Innovating for Development
G4) Innovating for Development
About 700 million people in the world live below the international poverty line of $1.90 a day, with spotty access to electricity, sanitation and health care. These are the people whose lives could be improved most by the application of science and technology — yet they have been largely ignored by private sector innovation. To succeed in the long term, a novel product must perform well despite unreliable infrastructure. Low cost is necessary but not always sufficient. And to make a meaningful dent in poverty and hunger, innovative products have to be made and distributed by companies that already serve poor communities.
This session presents three experts’ perspectives on an emerging approach to harness privately funded science and invention to create affordable, appropriate technologies that help the poorest people boost their health, incomes and standards of living. The speakers will describe lessons learned from funding, inventing and reporting on such technologies.

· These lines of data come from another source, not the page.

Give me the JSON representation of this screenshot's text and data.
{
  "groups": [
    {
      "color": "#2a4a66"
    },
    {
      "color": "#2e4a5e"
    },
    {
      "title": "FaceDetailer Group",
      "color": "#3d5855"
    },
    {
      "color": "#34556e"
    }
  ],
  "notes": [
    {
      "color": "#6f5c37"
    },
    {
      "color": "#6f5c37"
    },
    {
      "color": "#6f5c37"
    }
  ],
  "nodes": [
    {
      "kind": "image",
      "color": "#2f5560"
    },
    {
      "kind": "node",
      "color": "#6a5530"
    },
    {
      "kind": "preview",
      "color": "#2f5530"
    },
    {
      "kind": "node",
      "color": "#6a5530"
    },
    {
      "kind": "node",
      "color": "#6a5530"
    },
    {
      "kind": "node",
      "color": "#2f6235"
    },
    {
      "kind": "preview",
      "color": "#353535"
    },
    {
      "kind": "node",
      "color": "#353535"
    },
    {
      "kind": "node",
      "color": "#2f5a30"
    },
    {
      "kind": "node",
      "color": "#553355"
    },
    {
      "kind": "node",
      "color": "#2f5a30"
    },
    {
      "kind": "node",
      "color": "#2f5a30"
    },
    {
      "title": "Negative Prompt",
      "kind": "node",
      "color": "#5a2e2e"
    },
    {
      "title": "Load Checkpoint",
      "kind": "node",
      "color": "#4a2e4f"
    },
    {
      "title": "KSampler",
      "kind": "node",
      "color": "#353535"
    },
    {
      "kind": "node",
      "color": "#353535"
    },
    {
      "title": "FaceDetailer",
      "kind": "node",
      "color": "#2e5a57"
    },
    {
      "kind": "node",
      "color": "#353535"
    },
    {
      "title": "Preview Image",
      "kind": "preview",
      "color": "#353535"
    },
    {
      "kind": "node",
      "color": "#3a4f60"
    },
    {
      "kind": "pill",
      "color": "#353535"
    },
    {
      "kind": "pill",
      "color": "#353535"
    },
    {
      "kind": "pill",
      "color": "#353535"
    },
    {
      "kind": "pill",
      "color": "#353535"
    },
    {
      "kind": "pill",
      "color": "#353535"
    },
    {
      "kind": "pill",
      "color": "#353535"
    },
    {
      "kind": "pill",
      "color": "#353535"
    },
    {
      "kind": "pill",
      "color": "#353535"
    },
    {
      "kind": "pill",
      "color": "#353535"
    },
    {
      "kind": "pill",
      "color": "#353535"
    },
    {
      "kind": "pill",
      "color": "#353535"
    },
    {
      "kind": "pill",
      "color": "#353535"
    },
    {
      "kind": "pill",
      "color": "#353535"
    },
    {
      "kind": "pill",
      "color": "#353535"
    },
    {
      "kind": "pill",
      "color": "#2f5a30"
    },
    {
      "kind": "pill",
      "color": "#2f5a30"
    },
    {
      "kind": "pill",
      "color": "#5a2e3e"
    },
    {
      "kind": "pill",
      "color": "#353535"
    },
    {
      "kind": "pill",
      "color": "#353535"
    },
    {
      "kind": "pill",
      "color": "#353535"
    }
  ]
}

Trevor Mundel, president of the Gates Foundation’s Global Health Program, will describe the types of challenges that cry out for technology. Nathan Myhrvold will talk about the failures and successes that led his company’s Global Good division to develop an iterative invention process that involves multiple rounds of field trials and collaborations with end users and international business partners.

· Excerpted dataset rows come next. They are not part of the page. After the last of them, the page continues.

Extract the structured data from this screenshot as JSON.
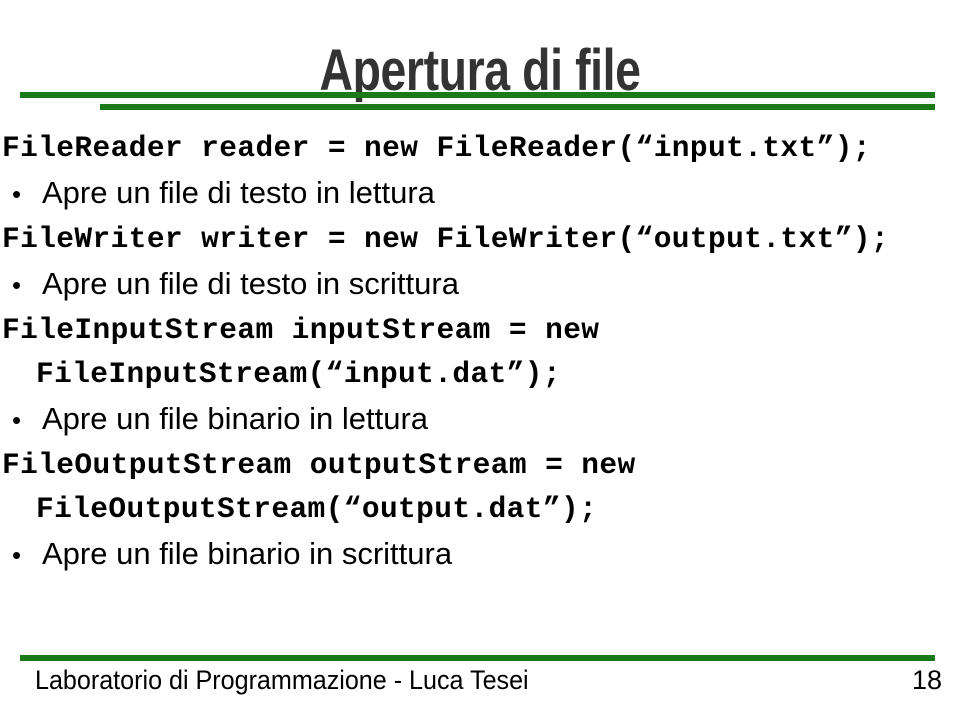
{
  "slide": {
    "title": "Apertura di file",
    "accent_color": "#1a7a17",
    "title_color": "#333333",
    "text_color": "#000000"
  },
  "content": {
    "blocks": [
      {
        "kind": "code",
        "lines": [
          "FileReader reader = new FileReader(“input.txt”);"
        ]
      },
      {
        "kind": "bullet",
        "marker": "•",
        "text": "Apre un file di testo in lettura"
      },
      {
        "kind": "code",
        "lines": [
          "FileWriter writer = new FileWriter(“output.txt”);"
        ]
      },
      {
        "kind": "bullet",
        "marker": "•",
        "text": "Apre un file di testo in scrittura"
      },
      {
        "kind": "code",
        "lines": [
          "FileInputStream inputStream = new",
          "FileInputStream(“input.dat”);"
        ]
      },
      {
        "kind": "bullet",
        "marker": "•",
        "text": "Apre un file binario in lettura"
      },
      {
        "kind": "code",
        "lines": [
          "FileOutputStream outputStream = new",
          "FileOutputStream(“output.dat”);"
        ]
      },
      {
        "kind": "bullet",
        "marker": "•",
        "text": "Apre un file binario in scrittura"
      }
    ]
  },
  "footer": {
    "text": "Laboratorio di Programmazione - Luca Tesei",
    "page_number": "18"
  }
}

And Rosalia Omungo, a television journalist and news editor who leads the health, science and environment desk for the Kenya Broadcasting Corporation (KBC) in Nairobi, will draw on her experience covering tech innovation in Africa to speak about the kinds of questions journalists should ask when reporting on such projects. She will share stories of notable successes and failures — and cases where innovations failed at first but later succeeded with refinement